> _WHAT THE TASK ASKS_
Check each line of the data below for the string "accent", then report how many lines have it and nothing else.

-- Opening Marker --

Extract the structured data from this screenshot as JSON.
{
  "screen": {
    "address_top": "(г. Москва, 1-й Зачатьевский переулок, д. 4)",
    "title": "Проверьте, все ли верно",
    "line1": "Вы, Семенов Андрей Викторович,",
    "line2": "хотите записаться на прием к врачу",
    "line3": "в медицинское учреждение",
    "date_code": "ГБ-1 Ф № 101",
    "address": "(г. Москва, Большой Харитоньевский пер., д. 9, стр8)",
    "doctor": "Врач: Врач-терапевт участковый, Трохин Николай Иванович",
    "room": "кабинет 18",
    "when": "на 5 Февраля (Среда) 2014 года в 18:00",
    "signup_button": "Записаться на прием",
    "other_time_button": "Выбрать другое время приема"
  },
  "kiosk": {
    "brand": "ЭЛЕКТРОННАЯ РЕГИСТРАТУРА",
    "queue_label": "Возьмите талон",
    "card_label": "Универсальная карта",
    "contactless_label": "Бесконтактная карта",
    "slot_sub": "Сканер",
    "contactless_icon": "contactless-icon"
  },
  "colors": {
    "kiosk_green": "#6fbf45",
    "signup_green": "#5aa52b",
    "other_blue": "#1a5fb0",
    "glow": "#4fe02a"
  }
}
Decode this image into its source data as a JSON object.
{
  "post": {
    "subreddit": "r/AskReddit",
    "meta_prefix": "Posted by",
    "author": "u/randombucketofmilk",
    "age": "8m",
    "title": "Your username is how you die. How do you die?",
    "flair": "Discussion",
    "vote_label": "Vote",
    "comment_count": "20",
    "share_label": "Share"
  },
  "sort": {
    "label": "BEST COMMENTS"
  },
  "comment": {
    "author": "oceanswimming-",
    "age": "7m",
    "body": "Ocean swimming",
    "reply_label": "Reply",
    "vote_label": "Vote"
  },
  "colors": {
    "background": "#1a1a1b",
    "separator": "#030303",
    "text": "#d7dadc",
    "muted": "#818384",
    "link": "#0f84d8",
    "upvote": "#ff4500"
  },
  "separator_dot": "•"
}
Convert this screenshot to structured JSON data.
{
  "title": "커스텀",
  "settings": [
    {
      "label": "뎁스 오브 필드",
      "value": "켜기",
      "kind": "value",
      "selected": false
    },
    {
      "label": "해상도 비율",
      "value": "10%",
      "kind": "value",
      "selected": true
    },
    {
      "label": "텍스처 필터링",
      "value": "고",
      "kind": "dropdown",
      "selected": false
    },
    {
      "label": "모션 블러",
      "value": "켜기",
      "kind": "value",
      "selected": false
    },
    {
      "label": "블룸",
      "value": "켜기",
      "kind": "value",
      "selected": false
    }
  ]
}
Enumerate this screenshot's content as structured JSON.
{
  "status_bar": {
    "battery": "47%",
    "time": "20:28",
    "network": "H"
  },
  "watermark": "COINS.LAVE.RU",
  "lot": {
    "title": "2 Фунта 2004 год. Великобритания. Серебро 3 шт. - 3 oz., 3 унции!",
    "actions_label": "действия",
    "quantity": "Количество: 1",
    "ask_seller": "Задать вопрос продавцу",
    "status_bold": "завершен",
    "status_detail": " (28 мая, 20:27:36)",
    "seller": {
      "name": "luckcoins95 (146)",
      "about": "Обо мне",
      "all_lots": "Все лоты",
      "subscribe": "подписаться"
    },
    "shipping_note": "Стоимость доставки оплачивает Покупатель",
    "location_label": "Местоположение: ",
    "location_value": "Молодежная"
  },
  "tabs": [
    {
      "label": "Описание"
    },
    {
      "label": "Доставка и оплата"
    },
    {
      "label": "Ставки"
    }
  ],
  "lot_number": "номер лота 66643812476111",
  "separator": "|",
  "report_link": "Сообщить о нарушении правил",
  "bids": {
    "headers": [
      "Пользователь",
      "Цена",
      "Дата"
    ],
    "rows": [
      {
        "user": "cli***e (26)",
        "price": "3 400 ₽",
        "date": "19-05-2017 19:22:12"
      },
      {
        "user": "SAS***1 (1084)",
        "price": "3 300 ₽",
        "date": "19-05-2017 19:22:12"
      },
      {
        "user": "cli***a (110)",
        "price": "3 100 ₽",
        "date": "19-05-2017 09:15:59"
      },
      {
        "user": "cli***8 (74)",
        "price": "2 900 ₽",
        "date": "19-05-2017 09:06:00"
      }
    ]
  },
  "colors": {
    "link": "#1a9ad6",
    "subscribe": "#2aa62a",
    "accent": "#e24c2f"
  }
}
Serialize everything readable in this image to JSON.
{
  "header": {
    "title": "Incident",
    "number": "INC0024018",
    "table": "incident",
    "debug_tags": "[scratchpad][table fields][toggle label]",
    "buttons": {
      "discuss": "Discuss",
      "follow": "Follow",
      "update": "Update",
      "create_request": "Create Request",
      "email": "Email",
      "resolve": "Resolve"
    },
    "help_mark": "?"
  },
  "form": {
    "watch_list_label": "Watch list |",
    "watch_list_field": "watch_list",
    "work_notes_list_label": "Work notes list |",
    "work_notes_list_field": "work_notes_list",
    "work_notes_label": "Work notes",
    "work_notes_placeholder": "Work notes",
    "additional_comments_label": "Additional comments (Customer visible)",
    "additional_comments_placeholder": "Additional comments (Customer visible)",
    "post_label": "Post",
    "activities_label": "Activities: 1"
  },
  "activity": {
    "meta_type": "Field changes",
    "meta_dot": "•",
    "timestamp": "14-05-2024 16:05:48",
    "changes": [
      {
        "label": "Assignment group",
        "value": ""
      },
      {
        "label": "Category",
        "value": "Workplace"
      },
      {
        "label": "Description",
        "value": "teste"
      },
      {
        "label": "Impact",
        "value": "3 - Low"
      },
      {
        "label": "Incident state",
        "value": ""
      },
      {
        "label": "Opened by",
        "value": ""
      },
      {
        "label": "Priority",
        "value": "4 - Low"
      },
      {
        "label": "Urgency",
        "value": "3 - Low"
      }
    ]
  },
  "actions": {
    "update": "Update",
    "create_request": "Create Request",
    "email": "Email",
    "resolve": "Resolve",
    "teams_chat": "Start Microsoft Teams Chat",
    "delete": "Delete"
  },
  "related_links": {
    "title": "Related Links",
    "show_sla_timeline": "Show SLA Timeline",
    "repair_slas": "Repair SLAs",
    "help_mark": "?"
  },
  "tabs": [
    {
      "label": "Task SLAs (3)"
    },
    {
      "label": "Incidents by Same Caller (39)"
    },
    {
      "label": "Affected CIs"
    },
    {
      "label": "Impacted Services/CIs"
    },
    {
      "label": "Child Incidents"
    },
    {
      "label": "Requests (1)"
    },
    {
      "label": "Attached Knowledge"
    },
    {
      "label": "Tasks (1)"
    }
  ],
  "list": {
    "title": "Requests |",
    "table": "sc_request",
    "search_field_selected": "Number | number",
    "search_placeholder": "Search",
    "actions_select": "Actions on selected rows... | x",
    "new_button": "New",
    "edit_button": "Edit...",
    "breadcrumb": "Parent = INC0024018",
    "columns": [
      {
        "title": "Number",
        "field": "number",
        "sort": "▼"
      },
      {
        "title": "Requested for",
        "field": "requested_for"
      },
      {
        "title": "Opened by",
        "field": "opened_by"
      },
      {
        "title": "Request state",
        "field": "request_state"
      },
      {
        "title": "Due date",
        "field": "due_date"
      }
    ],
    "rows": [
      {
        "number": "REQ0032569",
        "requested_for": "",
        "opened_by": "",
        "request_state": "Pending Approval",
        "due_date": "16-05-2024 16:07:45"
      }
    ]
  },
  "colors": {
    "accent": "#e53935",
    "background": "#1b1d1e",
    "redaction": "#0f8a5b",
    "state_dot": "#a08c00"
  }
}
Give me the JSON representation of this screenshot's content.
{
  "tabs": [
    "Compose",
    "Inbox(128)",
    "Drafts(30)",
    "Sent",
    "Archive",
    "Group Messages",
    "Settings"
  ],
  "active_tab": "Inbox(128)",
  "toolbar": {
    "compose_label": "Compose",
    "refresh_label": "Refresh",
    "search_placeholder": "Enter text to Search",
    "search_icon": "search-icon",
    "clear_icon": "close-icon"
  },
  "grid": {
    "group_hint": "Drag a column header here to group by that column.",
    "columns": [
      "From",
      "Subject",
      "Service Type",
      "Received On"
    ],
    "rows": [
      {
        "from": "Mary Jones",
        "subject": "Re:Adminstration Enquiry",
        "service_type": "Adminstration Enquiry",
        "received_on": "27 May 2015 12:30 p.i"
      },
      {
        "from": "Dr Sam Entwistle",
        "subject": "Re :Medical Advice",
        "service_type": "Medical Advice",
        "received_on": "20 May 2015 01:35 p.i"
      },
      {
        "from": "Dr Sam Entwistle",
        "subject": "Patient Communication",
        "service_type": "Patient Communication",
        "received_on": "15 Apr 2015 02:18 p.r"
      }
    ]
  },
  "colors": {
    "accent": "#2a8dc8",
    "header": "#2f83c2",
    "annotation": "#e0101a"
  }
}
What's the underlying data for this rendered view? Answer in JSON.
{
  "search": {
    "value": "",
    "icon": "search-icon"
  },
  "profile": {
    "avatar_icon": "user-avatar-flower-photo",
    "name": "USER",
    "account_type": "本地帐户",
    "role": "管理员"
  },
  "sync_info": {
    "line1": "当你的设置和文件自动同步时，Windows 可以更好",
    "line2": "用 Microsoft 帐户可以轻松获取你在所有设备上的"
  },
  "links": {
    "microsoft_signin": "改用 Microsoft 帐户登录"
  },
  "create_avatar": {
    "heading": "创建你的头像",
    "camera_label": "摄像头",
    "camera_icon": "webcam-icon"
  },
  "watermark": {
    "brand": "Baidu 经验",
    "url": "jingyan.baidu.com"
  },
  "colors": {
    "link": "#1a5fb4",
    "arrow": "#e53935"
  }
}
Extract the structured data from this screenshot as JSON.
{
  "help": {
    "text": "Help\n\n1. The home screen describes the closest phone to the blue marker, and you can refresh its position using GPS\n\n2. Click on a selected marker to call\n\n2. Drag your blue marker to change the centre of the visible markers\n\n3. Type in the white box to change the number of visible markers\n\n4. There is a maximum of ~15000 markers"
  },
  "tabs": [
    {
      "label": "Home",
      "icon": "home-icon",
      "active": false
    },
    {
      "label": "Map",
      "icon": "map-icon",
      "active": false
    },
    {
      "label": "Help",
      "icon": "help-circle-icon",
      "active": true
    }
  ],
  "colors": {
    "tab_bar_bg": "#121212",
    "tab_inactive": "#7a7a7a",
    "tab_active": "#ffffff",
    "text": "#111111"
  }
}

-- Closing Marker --

> _EXERCISE OUTPUT_
3